It’s an ongoing process.

I’ve been in recovery from my addiction to prescribed opioid painkillers – fentanyl to be exact – for 11 years. This doesn’t mean I stop working my 12 Step programme, it’s the reverse. As time goes on, the process goes deeper; the challenge becomes one of looking at all behaviours that might be problematic and addressing them head-on.

Recovery isn’t easy because life isn’t always easy, but it’s the only choice. It’s freedom. It’s (relative) sanity. It’s life.

Community is a huge part of this process. I know that anywhere I go in the world (ironic at the moment), I can find a group of people who have been through stuff like me. I can find a fellowship of strangers who speak my language, who’ve experienced my story, who have made it through, one day at a time.

I’m a grateful member of Narcotics Anonymous. I don’t represent it. I don’t promote it. I just know it works for me, and the people I’ve met there have become some of the closest friendships in my life.

Recovery gives me courage to keep facing my demons and my insanity. It gives me the power and tools to address what needs to be addressed. It holds me to accountability, and it blesses me with a renewed sense of wonder and awe at life – and the love and beauty found within it. As a result of recovery, I had the child I was told I would never have, I have been able to pursue the career of my dreams, I have experienced the pure joy of connection. It is a sacred journey, and each day is a new unfolding.
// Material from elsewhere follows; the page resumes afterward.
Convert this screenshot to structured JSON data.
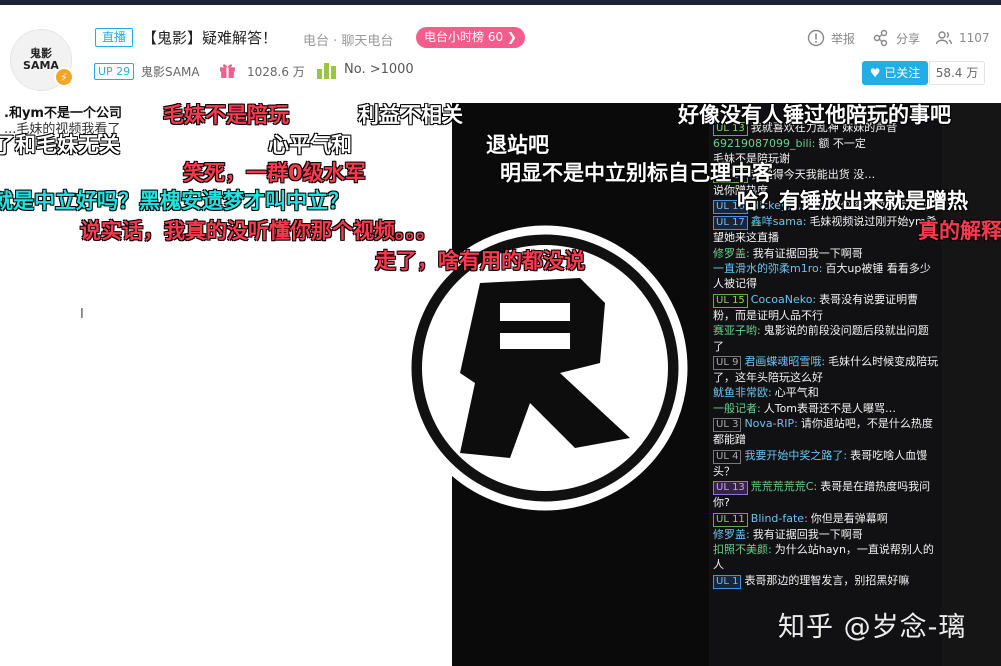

Cathryn is chief executive of the Painkiller Addiction Information Network (PAIN) and regularly speaks at conferences and events. PAIN is a charity with the aim of advancing awareness of addiction to opioid painkiller medications in the UK and globally, particularly by the dissemination of information, educational events and as an advocacy service for patients with dependency issues. PAIN has been advocating since 2016.

Coming Clean, a memoir by Cathryn Kemp